“A lot of people thought that damage to women’s breasts would prevent them from breast feeding or cause breast cancer. They were making a lot of assumptions about women’s intentionality as far as their bodies go.”
The rules assumed all women intended to have children and cared more about their physical beauty than the joy of boxing, Halbert said.
The 36 women who will box in London will wear the same protective equipment as men: padded head gear and boxing gloves.
The Olympic committee backed off a proposed rule requiring female boxers to wear skirts, deciding to make the skirts optional after several boxers complained. The committee said they created the rule because it was too hard to tell women and men apart in the ring if they both wore boxing shorts.
In 2009, shortly after the Olympic committee decided to elevate women’s boxing, the British Medical Association condemned the sport, saying the high profile event would encourage more people - men and women — to pick up boxing.

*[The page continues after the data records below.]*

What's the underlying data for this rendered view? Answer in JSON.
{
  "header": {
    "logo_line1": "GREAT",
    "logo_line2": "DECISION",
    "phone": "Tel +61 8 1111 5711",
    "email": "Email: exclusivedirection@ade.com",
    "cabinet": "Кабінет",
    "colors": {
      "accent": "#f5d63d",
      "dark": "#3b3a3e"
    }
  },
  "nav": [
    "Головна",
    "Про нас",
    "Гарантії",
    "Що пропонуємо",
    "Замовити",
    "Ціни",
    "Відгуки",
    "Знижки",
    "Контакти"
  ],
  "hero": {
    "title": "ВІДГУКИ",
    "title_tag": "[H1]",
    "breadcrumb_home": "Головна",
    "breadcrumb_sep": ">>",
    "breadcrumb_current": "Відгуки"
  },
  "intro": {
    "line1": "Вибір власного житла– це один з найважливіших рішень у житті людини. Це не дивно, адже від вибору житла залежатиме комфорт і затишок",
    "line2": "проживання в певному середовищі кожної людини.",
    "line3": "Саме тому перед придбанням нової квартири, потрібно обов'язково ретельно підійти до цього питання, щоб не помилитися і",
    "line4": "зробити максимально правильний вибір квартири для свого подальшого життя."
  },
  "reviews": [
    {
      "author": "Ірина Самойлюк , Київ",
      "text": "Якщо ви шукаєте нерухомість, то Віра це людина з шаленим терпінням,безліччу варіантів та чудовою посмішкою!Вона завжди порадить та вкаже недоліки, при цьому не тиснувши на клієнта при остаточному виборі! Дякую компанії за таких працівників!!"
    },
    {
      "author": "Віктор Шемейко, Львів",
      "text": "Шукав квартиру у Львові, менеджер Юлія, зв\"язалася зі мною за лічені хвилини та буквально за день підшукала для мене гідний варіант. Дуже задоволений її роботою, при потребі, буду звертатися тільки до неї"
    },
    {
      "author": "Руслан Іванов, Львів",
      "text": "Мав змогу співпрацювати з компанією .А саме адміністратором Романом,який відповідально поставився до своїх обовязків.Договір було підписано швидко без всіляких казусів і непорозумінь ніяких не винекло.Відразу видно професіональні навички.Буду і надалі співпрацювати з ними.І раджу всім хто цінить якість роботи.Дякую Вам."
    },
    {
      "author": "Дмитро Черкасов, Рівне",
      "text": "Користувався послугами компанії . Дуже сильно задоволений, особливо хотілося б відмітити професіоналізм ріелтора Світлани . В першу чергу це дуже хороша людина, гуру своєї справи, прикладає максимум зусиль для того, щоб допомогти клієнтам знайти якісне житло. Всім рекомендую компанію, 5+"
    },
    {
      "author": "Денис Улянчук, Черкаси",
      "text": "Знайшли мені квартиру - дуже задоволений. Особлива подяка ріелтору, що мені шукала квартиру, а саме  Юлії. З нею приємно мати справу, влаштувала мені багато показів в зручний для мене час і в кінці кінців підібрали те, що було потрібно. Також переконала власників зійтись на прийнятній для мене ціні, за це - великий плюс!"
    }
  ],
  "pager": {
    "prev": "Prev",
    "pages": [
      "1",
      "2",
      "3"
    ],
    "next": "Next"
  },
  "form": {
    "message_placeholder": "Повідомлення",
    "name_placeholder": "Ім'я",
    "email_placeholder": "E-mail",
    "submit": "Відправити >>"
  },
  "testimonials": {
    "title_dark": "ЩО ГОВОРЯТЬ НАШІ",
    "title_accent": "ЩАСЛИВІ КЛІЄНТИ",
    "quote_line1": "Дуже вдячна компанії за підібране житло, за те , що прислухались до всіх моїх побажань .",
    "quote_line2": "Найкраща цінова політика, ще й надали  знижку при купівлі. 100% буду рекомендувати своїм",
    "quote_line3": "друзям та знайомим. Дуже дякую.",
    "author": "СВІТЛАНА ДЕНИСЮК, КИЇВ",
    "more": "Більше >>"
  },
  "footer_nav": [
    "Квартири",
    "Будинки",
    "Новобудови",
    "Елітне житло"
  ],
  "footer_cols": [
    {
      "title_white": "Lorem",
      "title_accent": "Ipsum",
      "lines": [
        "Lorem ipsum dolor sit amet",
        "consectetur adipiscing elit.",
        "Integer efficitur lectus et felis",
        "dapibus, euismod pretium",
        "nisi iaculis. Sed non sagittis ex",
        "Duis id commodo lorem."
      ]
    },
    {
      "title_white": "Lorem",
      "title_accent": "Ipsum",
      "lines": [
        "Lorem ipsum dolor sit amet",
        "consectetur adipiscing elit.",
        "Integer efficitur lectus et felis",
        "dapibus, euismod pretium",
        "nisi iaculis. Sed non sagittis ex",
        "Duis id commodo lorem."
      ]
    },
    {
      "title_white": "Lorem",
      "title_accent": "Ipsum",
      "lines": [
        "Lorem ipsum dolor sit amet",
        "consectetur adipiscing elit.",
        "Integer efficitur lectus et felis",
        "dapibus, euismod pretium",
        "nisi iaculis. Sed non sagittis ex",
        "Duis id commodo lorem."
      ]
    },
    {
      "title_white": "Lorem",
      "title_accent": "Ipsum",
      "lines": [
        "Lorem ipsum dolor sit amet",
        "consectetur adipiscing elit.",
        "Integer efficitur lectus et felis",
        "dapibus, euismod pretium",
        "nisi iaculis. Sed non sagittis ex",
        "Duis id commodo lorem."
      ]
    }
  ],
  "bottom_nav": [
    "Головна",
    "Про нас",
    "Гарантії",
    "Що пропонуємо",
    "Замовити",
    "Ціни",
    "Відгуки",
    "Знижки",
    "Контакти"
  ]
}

“Irrespective of their gender, during the course of a fight boxers can suffer acute brain haemorrhage and serious damage to their eyes, ears and nose,” an association spokesman said.
In an email to dpa, an Olympic committee spokesperson said they have no concerns that women are more susceptible to injury than male boxers.
“AIBA (International Amateur Boxing Association) provided us with all the records and health information they had gathered over the years regarding women’s boxing, and this information was carefully studied by our IOC Medical Commission. Please bear in mind that the women boxer’s, just like the men, will also be wearing protective helmets and heavy padded 12-ounce (336-gram) gloves,” the spokesperson told dpa.
Esparza, whose own career has been relatively free of gender criticism, said the rule requiring skirts was unnecessary, but an afterthought compared to the work she has put into reaching the Olympics.
“I think it should be everyone’s own decision ... if they want to wear one or not, and they shouldn’t be forced to wear a skirt if they don’t want to,” she said. “I’m not planning on wearing a skirt, but if we had to, I would be OK with it.”
Esparza’s incredible record, 69-2, the current longest winning streak in the US, was all the evidence she needed to quiet her critics.
“At first my family and friends didn’t understand why I loved it so much,” she said. “But after I started winning all the time they were like ’Oh, OK, I get it now.’ Women should be able to compete in every sport no matter what it is.”